• _Problem to solve_
Print the entries that appear below, exactly as written and without their pictures.

• _Dataset entries_
---------------
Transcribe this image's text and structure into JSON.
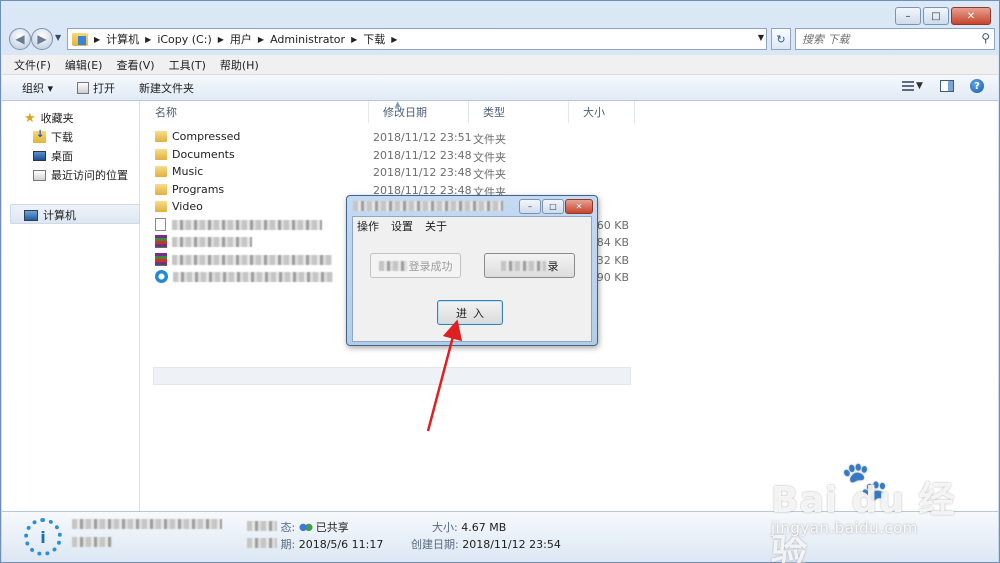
{
  "window": {
    "caption": {
      "minimize": "–",
      "maximize": "□",
      "close": "✕"
    }
  },
  "nav": {
    "back_glyph": "◀",
    "forward_glyph": "▶",
    "breadcrumbs": [
      "计算机",
      "iCopy (C:)",
      "用户",
      "Administrator",
      "下载"
    ],
    "search_placeholder": "搜索 下载",
    "refresh_glyph": "↻"
  },
  "menubar": [
    "文件(F)",
    "编辑(E)",
    "查看(V)",
    "工具(T)",
    "帮助(H)"
  ],
  "toolbar": {
    "organize": "组织 ▾",
    "open": "打开",
    "new_folder": "新建文件夹"
  },
  "sidebar": {
    "favorites": "收藏夹",
    "downloads": "下载",
    "desktop": "桌面",
    "recent": "最近访问的位置",
    "computer": "计算机"
  },
  "columns": {
    "name": "名称",
    "modified": "修改日期",
    "type": "类型",
    "size": "大小"
  },
  "files": [
    {
      "name": "Compressed",
      "date": "2018/11/12 23:51",
      "type": "文件夹"
    },
    {
      "name": "Documents",
      "date": "2018/11/12 23:48",
      "type": "文件夹"
    },
    {
      "name": "Music",
      "date": "2018/11/12 23:48",
      "type": "文件夹"
    },
    {
      "name": "Programs",
      "date": "2018/11/12 23:48",
      "type": "文件夹"
    },
    {
      "name": "Video",
      "date": "",
      "type": ""
    }
  ],
  "file_sizes": [
    "160 KB",
    "284 KB",
    "732 KB",
    "790 KB"
  ],
  "dialog": {
    "menu": [
      "操作",
      "设置",
      "关于"
    ],
    "login_success": "登录成功",
    "second_button_suffix": "录",
    "enter": "进入"
  },
  "details": {
    "share_label": "态:",
    "share_value": "已共享",
    "modified_label": "期:",
    "modified_value": "2018/5/6 11:17",
    "size_label": "大小:",
    "size_value": "4.67 MB",
    "created_label": "创建日期:",
    "created_value": "2018/11/12 23:54"
  },
  "watermark": {
    "main": "Bai  du 经验",
    "sub": "jingyan.baidu.com"
  },
  "colors": {
    "arrow": "#e02020",
    "accent": "#2a8fd6"
  }
}
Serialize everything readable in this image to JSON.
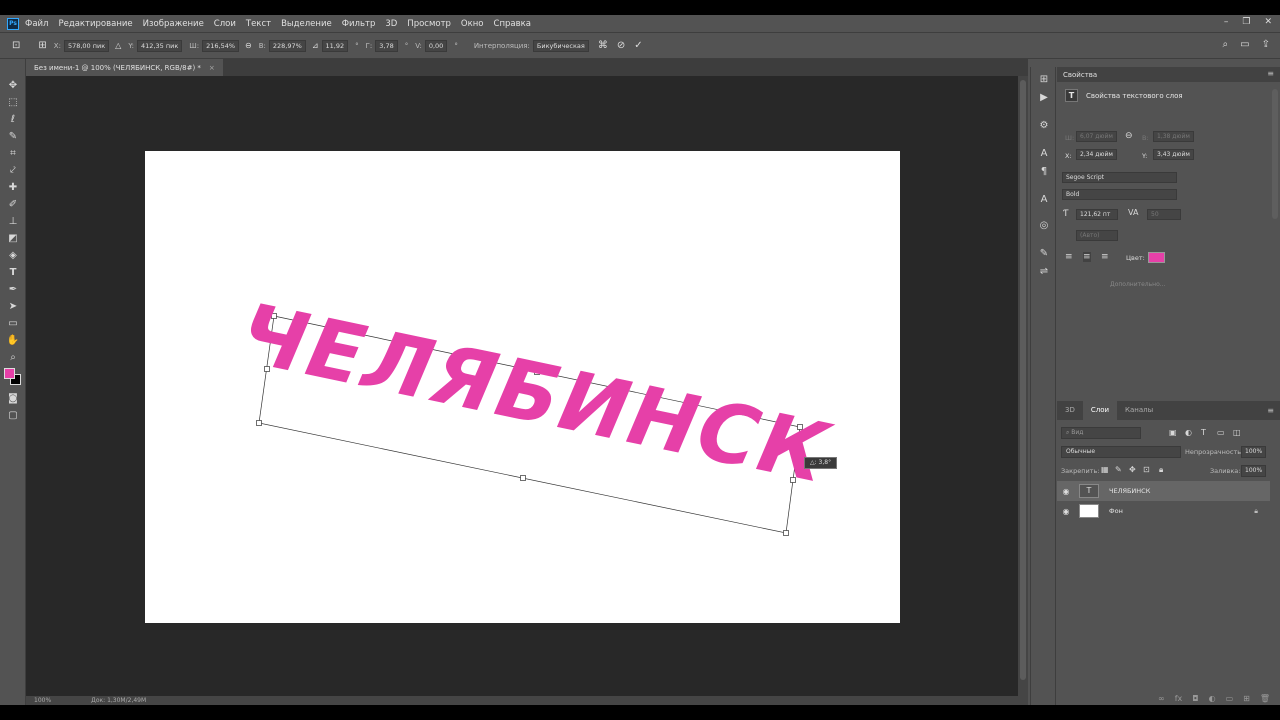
{
  "app": {
    "logo": "Ps"
  },
  "menu": [
    "Файл",
    "Редактирование",
    "Изображение",
    "Слои",
    "Текст",
    "Выделение",
    "Фильтр",
    "3D",
    "Просмотр",
    "Окно",
    "Справка"
  ],
  "window_controls": [
    "–",
    "❐",
    "✕"
  ],
  "options": {
    "x_label": "X:",
    "x_value": "578,00 пик",
    "y_label": "Y:",
    "y_value": "412,35 пик",
    "w_label": "Ш:",
    "w_value": "216,54%",
    "h_label": "В:",
    "h_value": "228,97%",
    "angle_value": "11,92",
    "deg_unit": "°",
    "skew_h_label": "Г:",
    "skew_h_value": "3,78",
    "skew_v_label": "V:",
    "skew_v_value": "0,00",
    "interp_label": "Интерполяция:",
    "interp_value": "Бикубическая"
  },
  "document_tab": {
    "title": "Без имени-1 @ 100% (ЧЕЛЯБИНСК, RGB/8#) *",
    "close": "×"
  },
  "canvas": {
    "text": "ЧЕЛЯБИНСК",
    "text_color": "#e640a8",
    "angle_deg": 11.9,
    "angle_readout": "△: 3,8°"
  },
  "status": {
    "zoom": "100%",
    "doc": "Док: 1,30М/2,49М"
  },
  "properties": {
    "header": "Свойства",
    "title": "Свойства текстового слоя",
    "w_label": "Ш:",
    "w_value": "6,07 дюйм",
    "h_label": "В:",
    "h_value": "1,38 дюйм",
    "x_label": "X:",
    "x_value": "2,34 дюйм",
    "y_label": "Y:",
    "y_value": "3,43 дюйм",
    "font_family": "Segoe Script",
    "font_style": "Bold",
    "font_size": "121,62 пт",
    "tracking_value": "50",
    "leading_value": "(Авто)",
    "color_label": "Цвет:",
    "color": "#e640a8",
    "more": "Дополнительно..."
  },
  "layers": {
    "tabs": [
      "3D",
      "Слои",
      "Каналы"
    ],
    "active_tab": "Слои",
    "search_placeholder": "Вид",
    "blend_mode": "Обычные",
    "opacity_label": "Непрозрачность:",
    "opacity_value": "100%",
    "lock_label": "Закрепить:",
    "fill_label": "Заливка:",
    "fill_value": "100%",
    "items": [
      {
        "name": "ЧЕЛЯБИНСК",
        "type": "text",
        "selected": true
      },
      {
        "name": "Фон",
        "type": "background",
        "selected": false
      }
    ]
  }
}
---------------
• _Result of this exercise_
Transcribe this image's text and structure into JSON.
{
  "window": {
    "caption": {
      "minimize": "–",
      "maximize": "□",
      "close": "✕"
    }
  },
  "nav": {
    "back_glyph": "◀",
    "forward_glyph": "▶",
    "breadcrumbs": [
      "计算机",
      "iCopy (C:)",
      "用户",
      "Administrator",
      "下载"
    ],
    "search_placeholder": "搜索 下载",
    "refresh_glyph": "↻"
  },
  "menubar": [
    "文件(F)",
    "编辑(E)",
    "查看(V)",
    "工具(T)",
    "帮助(H)"
  ],
  "toolbar": {
    "organize": "组织 ▾",
    "open": "打开",
    "new_folder": "新建文件夹"
  },
  "sidebar": {
    "favorites": "收藏夹",
    "downloads": "下载",
    "desktop": "桌面",
    "recent": "最近访问的位置",
    "computer": "计算机"
  },
  "columns": {
    "name": "名称",
    "modified": "修改日期",
    "type": "类型",
    "size": "大小"
  },
  "files": [
    {
      "name": "Compressed",
      "date": "2018/11/12 23:51",
      "type": "文件夹"
    },
    {
      "name": "Documents",
      "date": "2018/11/12 23:48",
      "type": "文件夹"
    },
    {
      "name": "Music",
      "date": "2018/11/12 23:48",
      "type": "文件夹"
    },
    {
      "name": "Programs",
      "date": "2018/11/12 23:48",
      "type": "文件夹"
    },
    {
      "name": "Video",
      "date": "",
      "type": ""
    }
  ],
  "file_sizes": [
    "160 KB",
    "284 KB",
    "732 KB",
    "790 KB"
  ],
  "dialog": {
    "menu": [
      "操作",
      "设置",
      "关于"
    ],
    "login_success": "登录成功",
    "second_button_suffix": "录",
    "enter": "进入"
  },
  "details": {
    "share_label": "态:",
    "share_value": "已共享",
    "modified_label": "期:",
    "modified_value": "2018/5/6 11:17",
    "size_label": "大小:",
    "size_value": "4.67 MB",
    "created_label": "创建日期:",
    "created_value": "2018/11/12 23:54"
  },
  "watermark": {
    "main": "Bai  du 经验",
    "sub": "jingyan.baidu.com"
  },
  "colors": {
    "arrow": "#e02020",
    "accent": "#2a8fd6"
  }
}
Serialize everything readable in this image to JSON.
{
  "app": {
    "logo": "Ps"
  },
  "menu": [
    "Файл",
    "Редактирование",
    "Изображение",
    "Слои",
    "Текст",
    "Выделение",
    "Фильтр",
    "3D",
    "Просмотр",
    "Окно",
    "Справка"
  ],
  "window_controls": [
    "–",
    "❐",
    "✕"
  ],
  "options": {
    "x_label": "X:",
    "x_value": "578,00 пик",
    "y_label": "Y:",
    "y_value": "412,35 пик",
    "w_label": "Ш:",
    "w_value": "216,54%",
    "h_label": "В:",
    "h_value": "228,97%",
    "angle_value": "11,92",
    "deg_unit": "°",
    "skew_h_label": "Г:",
    "skew_h_value": "3,78",
    "skew_v_label": "V:",
    "skew_v_value": "0,00",
    "interp_label": "Интерполяция:",
    "interp_value": "Бикубическая"
  },
  "document_tab": {
    "title": "Без имени-1 @ 100% (ЧЕЛЯБИНСК, RGB/8#) *",
    "close": "×"
  },
  "canvas": {
    "text": "ЧЕЛЯБИНСК",
    "text_color": "#e640a8",
    "angle_deg": 11.9,
    "angle_readout": "△: 3,8°"
  },
  "status": {
    "zoom": "100%",
    "doc": "Док: 1,30М/2,49М"
  },
  "properties": {
    "header": "Свойства",
    "title": "Свойства текстового слоя",
    "w_label": "Ш:",
    "w_value": "6,07 дюйм",
    "h_label": "В:",
    "h_value": "1,38 дюйм",
    "x_label": "X:",
    "x_value": "2,34 дюйм",
    "y_label": "Y:",
    "y_value": "3,43 дюйм",
    "font_family": "Segoe Script",
    "font_style": "Bold",
    "font_size": "121,62 пт",
    "tracking_value": "50",
    "leading_value": "(Авто)",
    "color_label": "Цвет:",
    "color": "#e640a8",
    "more": "Дополнительно..."
  },
  "layers": {
    "tabs": [
      "3D",
      "Слои",
      "Каналы"
    ],
    "active_tab": "Слои",
    "search_placeholder": "Вид",
    "blend_mode": "Обычные",
    "opacity_label": "Непрозрачность:",
    "opacity_value": "100%",
    "lock_label": "Закрепить:",
    "fill_label": "Заливка:",
    "fill_value": "100%",
    "items": [
      {
        "name": "ЧЕЛЯБИНСК",
        "type": "text",
        "selected": true
      },
      {
        "name": "Фон",
        "type": "background",
        "selected": false
      }
    ]
  }
}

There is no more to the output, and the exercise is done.